Felix Weber, a German chef plying his trade in London, is one such biker who’s unfazed by the more radical brat/tracker/scramblers of the moment, preferring a timeless look and feel. He’s clearly a traditional chap as this BMW R80/7 was bought from a Bonhams auction rather than the usual eBay.
For starters the Bavarian twin has been completely refreshed and given a full rebuild – not just a valve clearance check and new oil like some custom shops we’ve heard about. The transmission too, that’s received new bearings, bushes, gaskets and seals courtesy of UMC’s in-house chief technician Rex. Stock Bing carbs remain but have been ultrasonically cleaned and refurbished, running original intakes and air filter assembly. The cases have been blasted and then hand finished with a wire brush for a vintage feel. Headers are stainless and brand spanking new, mated to a pair of silencer destined for a Laverda 650F2, with a bit of jiggery pokery.
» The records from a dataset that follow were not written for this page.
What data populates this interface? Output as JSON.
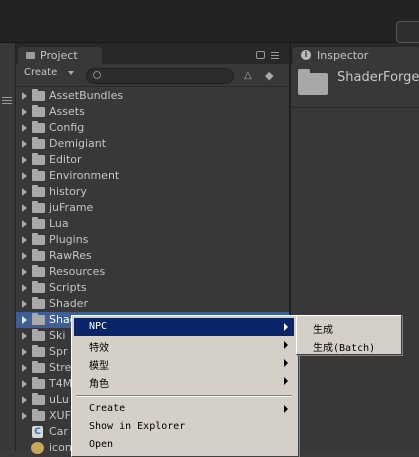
{
  "project_panel": {
    "tab_label": "Project",
    "create_label": "Create",
    "search_placeholder": "",
    "icons": [
      "folder-icon",
      "lock-icon",
      "menu-icon",
      "search-icon",
      "filter-by-type-icon",
      "filter-by-label-icon"
    ]
  },
  "tree_items": [
    {
      "label": "AssetBundles"
    },
    {
      "label": "Assets"
    },
    {
      "label": "Config"
    },
    {
      "label": "Demigiant"
    },
    {
      "label": "Editor"
    },
    {
      "label": "Environment"
    },
    {
      "label": "history"
    },
    {
      "label": "juFrame"
    },
    {
      "label": "Lua"
    },
    {
      "label": "Plugins"
    },
    {
      "label": "RawRes"
    },
    {
      "label": "Resources"
    },
    {
      "label": "Scripts"
    },
    {
      "label": "Shader"
    },
    {
      "label": "Shad"
    },
    {
      "label": "Ski"
    },
    {
      "label": "Spr"
    },
    {
      "label": "Stre"
    },
    {
      "label": "T4M"
    },
    {
      "label": "uLu"
    },
    {
      "label": "XUF"
    },
    {
      "label": "Car"
    },
    {
      "label": "icon"
    }
  ],
  "inspector": {
    "tab_label": "Inspector",
    "title": "ShaderForge"
  },
  "context_menu": {
    "items": [
      {
        "label": "NPC",
        "submenu": true,
        "highlighted": true
      },
      {
        "label": "特效",
        "submenu": true
      },
      {
        "label": "模型",
        "submenu": true
      },
      {
        "label": "角色",
        "submenu": true
      },
      {
        "label": "Create",
        "submenu": true
      },
      {
        "label": "Show in Explorer"
      },
      {
        "label": "Open"
      }
    ]
  },
  "submenu": {
    "items": [
      {
        "label": "生成"
      },
      {
        "label": "生成(Batch)"
      }
    ]
  },
  "colors": {
    "selection": "#3e5f96",
    "menu_highlight": "#0a246a",
    "menu_bg": "#d4d0c8",
    "panel_bg": "#383838"
  }
}
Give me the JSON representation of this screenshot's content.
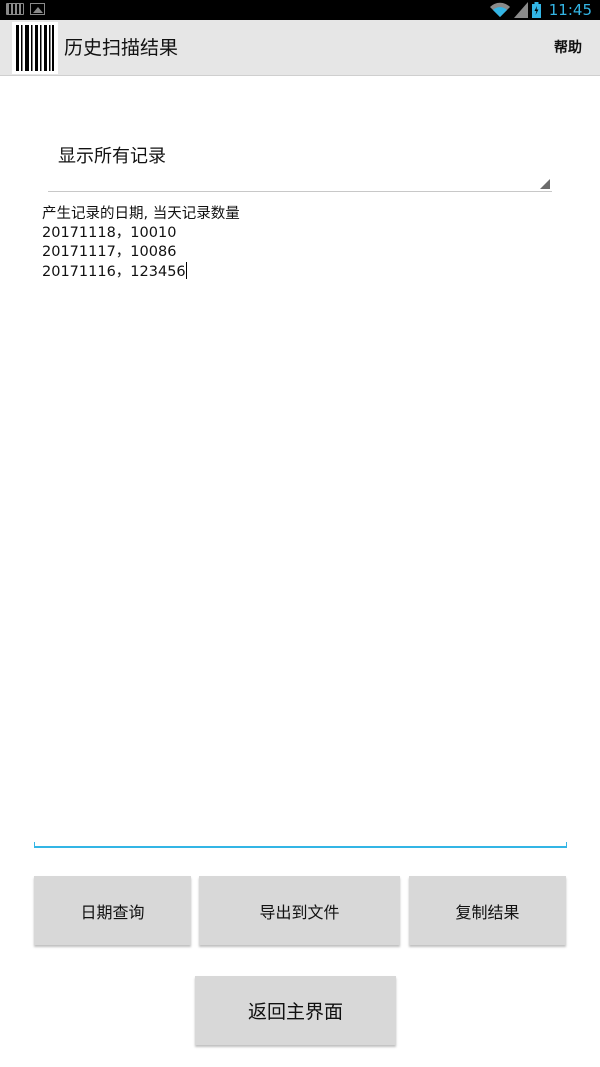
{
  "status_bar": {
    "time": "11:45",
    "icons": [
      "keyboard-icon",
      "image-icon",
      "wifi-icon",
      "signal-icon",
      "battery-icon"
    ],
    "accent_color": "#33b5e5"
  },
  "action_bar": {
    "title": "历史扫描结果",
    "help_label": "帮助",
    "logo_icon": "barcode-icon"
  },
  "spinner": {
    "selected": "显示所有记录"
  },
  "records": {
    "header": "产生记录的日期, 当天记录数量",
    "rows": [
      "20171118，10010",
      "20171117，10086",
      "20171116，123456"
    ]
  },
  "buttons": {
    "date_query": "日期查询",
    "export_file": "导出到文件",
    "copy_result": "复制结果",
    "back_main": "返回主界面"
  }
}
UMC pride themselves on having all the necessary skills on hand to build a bike from start to finish. Anita Chatelan has spun so many BMW looms with Motogadget trinkets on the ends that she could do it with her eyes closed. Felix’s bike now has all-new, super neat wiring, hidden from sight where possible. Posh switches mounted to the Renthal bars are powered by internally routed wiring and an underslung Oddessy battery, supported by a tray from UMC’s own range of prats.
Felix wanted his bike to be compatible with the stringent TÜV back home in Germany, a test that makes our MOT seem like an Egyptian driving test, so a proper E-marked Bosch lamp sits in UMC’s own headlight bowl and the speedo is a Smiths retro looking but modern type, calibrated for Kms. Larger mounting ears from a BMW R75/5 were required to support the headlamp assembly and a pair of Motogadget’s piercingly bright M-blaze indicators are spliced in. The ignition now lives below Felix’s bum, leaving the cockpit super tidy and reminiscent of a time before plastic switchgear and ugly plastic wire shrouding.
Control cables are made to fit in the old fashioned way using brass nipples and solder, operated by 70s style levers which arrived black but have been blasted bare and embellished with brass adjustors. The throttle is a single cable type from a Brit classic, running to a splitter under the tank, alongside the braided brake lines are fed by a cable-to-hydraulic master cylinder. The fork legs have been wire brushed and tickled with a Scotchbrite pad for an aged look.
The traditional mudguards look splendid with an off-white pinstripe and should keep the rainophobic keyboard warriors on social media at bay. The matching tank is equally resplendent, painted in a blue black from one of BMW’s recent cars. A Monza cap takes the edge off any perceived modernity.
Niko Kartampanis is the man behind fabrication at UMC, relieving much of the build headaches for Adam. The subframe is an in-house piece and 3/4 length giving plenty of room for a pillion without looking like a surfboard. Brushed shrouds on the Hagon classic shocks are fresh off the production line (made just down the road from the Bike Shed in Essex) yet appear to be from decades earlier. The saddle is by Glen Moger who was instructed to make an overly strong pillion strap to keep the TÜV man happy. Germans don’t like to hug it seems.
Black powder coated rims, stainless spokes and classic Avons, Speedmaster MKII front and Safety Mileage rear, suit the build perfectly and complete the blend of retro and contemporary.
Adam and team UMC London have delivered on brief yet again, it’s no wonder that we see so many Untitled Motorcycles here at the ‘Shed. Felix, you’d be welcome to visit us anytime aboard your new stead – enjoy!
Photography Ludovic Robert